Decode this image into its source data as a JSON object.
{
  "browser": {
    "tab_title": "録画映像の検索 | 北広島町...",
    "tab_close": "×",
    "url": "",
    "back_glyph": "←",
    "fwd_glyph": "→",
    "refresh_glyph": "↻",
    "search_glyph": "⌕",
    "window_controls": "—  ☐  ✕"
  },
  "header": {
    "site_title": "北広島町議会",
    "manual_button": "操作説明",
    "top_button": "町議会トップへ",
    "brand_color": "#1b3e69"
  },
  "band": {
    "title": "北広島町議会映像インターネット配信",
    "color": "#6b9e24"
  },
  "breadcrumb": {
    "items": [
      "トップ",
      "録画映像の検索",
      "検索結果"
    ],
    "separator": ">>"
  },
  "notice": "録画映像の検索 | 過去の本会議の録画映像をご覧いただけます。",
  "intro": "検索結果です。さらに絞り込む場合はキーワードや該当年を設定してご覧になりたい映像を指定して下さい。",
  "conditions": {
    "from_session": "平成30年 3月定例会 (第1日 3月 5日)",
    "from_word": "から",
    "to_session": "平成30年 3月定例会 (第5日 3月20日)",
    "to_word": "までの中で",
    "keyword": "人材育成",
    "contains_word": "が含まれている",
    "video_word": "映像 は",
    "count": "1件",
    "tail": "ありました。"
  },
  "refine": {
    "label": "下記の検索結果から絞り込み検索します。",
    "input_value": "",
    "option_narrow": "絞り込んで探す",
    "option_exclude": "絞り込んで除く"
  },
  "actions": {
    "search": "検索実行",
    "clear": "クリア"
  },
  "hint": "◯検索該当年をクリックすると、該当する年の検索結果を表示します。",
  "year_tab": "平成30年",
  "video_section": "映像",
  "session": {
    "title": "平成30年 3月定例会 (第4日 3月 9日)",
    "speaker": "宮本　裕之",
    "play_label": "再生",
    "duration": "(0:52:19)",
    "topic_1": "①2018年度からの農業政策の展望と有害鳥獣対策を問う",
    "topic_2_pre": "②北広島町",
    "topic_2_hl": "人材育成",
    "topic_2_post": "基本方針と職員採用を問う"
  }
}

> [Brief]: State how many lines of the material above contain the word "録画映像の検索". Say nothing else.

> [Task output]: 3